- Early sowing is key. Late winter is ideal, although Sarah Raven gets hers started in September. I sowed mine in late January in the greenhouse, so they still have a way to go. Sowing in the Autumn results in larger plants, and an earlier picking season.
- Sow a couple of seeds to a pot. Sweet peas dislike root disturbance, so long thin pots are ideal. I use the tubes from toilet rolls, which biodegrade in the soil. I soak the seeds overnight to help soften the hard casing of the seed, but I have read that it isn't necessary. Multi purpose compost is fine. Push the seed about 2cm into the soil. I've read that it's a good idea to cover the seed trays to keep keep moisture and heat in and light out. I never have, and my seeds germinate well enough.
- Once the seeds have started to germinate, make sure that they are kept cool. A cold greenhouse or cold frame or windowsill in a shed is ideal. The cool conditions promote root growth.
- When there are three or four pairs of leaves, pinch out the growing tip. This promotes vigorous side shoot formation. I have not done this before, and so very nervously attempted it last weekend. I googled a tutorial and followed that.
- For the next month or so, keep the plant moist, check for any spindly tips and pinch out if necessary. Check the bottom of the pot for white roots, and if any are visible pot up. Two plants to one two litre pot is ideal.
- Once the roots have filled this pot, they are ready to plant out into the garden. If you have sowed in the Autumn, then your sweet peas should be ready to plant out now. Mine are not ready yet, but this weekend I shall be potting up into larger plants and will hopefully be planting out by mid April.
- Sweet peas will need some kind of support to scramble up. I am hoping to have three wigwams in my garden and some climbing a trellis fence. They need to be tied in regularly, as it makes for stronger plants. And once they start to flower you need to pick. If you see any seed pods forming pinch them off, as once the the seed forms the plant will stop producing flowers.
- When the flowers are coming to an end, you can let the pods form in order to pick seed for the next year's sowing.
And there you have it. A not so definitve guide to successful sweet peas.
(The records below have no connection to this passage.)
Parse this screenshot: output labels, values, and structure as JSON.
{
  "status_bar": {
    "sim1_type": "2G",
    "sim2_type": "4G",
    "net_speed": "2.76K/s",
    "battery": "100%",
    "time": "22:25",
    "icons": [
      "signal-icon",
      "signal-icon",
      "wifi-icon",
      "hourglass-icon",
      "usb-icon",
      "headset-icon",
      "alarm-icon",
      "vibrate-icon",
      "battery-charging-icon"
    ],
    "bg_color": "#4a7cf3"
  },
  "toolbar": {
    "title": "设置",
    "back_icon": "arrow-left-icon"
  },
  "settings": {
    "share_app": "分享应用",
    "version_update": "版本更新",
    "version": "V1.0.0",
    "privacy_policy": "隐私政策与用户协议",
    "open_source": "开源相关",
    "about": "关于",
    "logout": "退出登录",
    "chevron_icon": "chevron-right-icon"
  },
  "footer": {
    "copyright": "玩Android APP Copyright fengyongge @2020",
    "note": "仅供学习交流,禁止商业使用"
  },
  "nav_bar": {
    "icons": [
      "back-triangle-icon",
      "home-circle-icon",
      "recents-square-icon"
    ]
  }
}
Of course you could always bypass all of the above nonsense, and buy some plug plants from the garden centre. But where would be the fun it that? :)